In the 2010 film Repo Men, based on the novel The Repossession Mambo, society gets around this gap by crafting working biomechanical facsimiles of human organs. Things go poorly, as the film’s name suggests. When a patient is unable to make payments on their organ replacements, the titular repo men show up to take them back, inevitably killing the patient in the process.
Scientists are working toward synthetic organ replacements or biological organs and tissues printed or grown on demand, in an attempt to bridge the existing gap — hopefully without the corresponding repossession scheme. In the meantime, there are other challenges to organ retrieval and transplantation which, if addressed, could increase the number and success of transplant operations, particularly for nervous system tissues like eyes.
Researchers from the John A. Moran Eye Center at the University of Utah and colleagues from the University of Bern, The Salk Institute for Biological Studies, and the Scripps Research Institute are studying the ways in which eyes quickly degrade postmortem, and are developing methods for maintaining and restoring their functions. Their results were published in the journal Nature.

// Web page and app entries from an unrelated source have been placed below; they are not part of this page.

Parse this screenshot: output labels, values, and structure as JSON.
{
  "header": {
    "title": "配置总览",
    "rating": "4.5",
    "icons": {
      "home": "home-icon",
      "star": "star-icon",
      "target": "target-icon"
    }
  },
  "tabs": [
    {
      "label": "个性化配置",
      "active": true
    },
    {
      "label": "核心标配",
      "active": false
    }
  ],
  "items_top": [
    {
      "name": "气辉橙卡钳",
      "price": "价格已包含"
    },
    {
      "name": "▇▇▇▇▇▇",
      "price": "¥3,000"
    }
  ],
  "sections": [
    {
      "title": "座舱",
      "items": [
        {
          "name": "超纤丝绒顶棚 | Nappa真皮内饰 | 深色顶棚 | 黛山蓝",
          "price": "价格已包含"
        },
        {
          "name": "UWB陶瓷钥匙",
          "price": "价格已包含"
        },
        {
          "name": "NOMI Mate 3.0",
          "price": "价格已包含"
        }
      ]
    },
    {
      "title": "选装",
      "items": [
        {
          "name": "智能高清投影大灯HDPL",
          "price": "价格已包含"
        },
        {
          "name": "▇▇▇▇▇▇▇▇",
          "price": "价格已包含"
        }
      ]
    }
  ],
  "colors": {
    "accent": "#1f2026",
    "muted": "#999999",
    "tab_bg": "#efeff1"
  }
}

Historically, death has been thought of as a discrete moment, a flip of the switch, when the body ceases to function. Increasingly, we understand that death is more of a transition as body processes slowly shut down over the course of hours or longer. As a consequence, some organs and tissues maintain healthy function even after a person has been declared dead, making them suitable for retrieval and transplantation into another patient in need. Tissues from the central nervous system, however, including the eyes, quickly lose viability as the lines of communication between cells break down in the minutes following death.
So far, the loss of electrical activity in the eyes and central nervous system has been irreversible, severely limiting the timeline during which they can be retrieved for transplantation or study. That’s where this new line of research comes in.
In earlier experiments, researchers were able to restore activity in the photoreceptors of the retina but were unable to get them to communicate with one another, a crucial element of working vision. While investigating the cause of this loss of communication, scientists identified oxygen deprivation as the primary cause.
To solve for that challenge, scientists retrieved donor eyes within 20 minutes of death and transported them in a specialized vessel to maintain the needed levels of oxygen. Using another custom device, the team electrically stimulated the eyes and measured restored B wave activity, a first for postmortem human eyes.
Put together, researchers were able to not only jumpstart the photoreceptors but also get them talking to one another as they would in the body of a living person. The potential implications for research are vast. This could allow scientists to better study degenerative diseases of the eye and other parts of the nervous system and develop strategies for reversing their effects.
Using donated human eyes also has the benefit of avoiding the reliance on animal models, which come with a certain amount of ethical concerns and which may not directly apply to human physiology. There’s no better way than to know a new therapy works on human eyes than to make it work on human eyes. Moreover, it could extend our ability to successfully transplant donated eye tissues into living patients and restore visual function.
While we’re waiting for functional biomechanical alternatives, we have to make do with the resources we have. Extending the figurative shelf life of eye tissues is one way for us to see that future.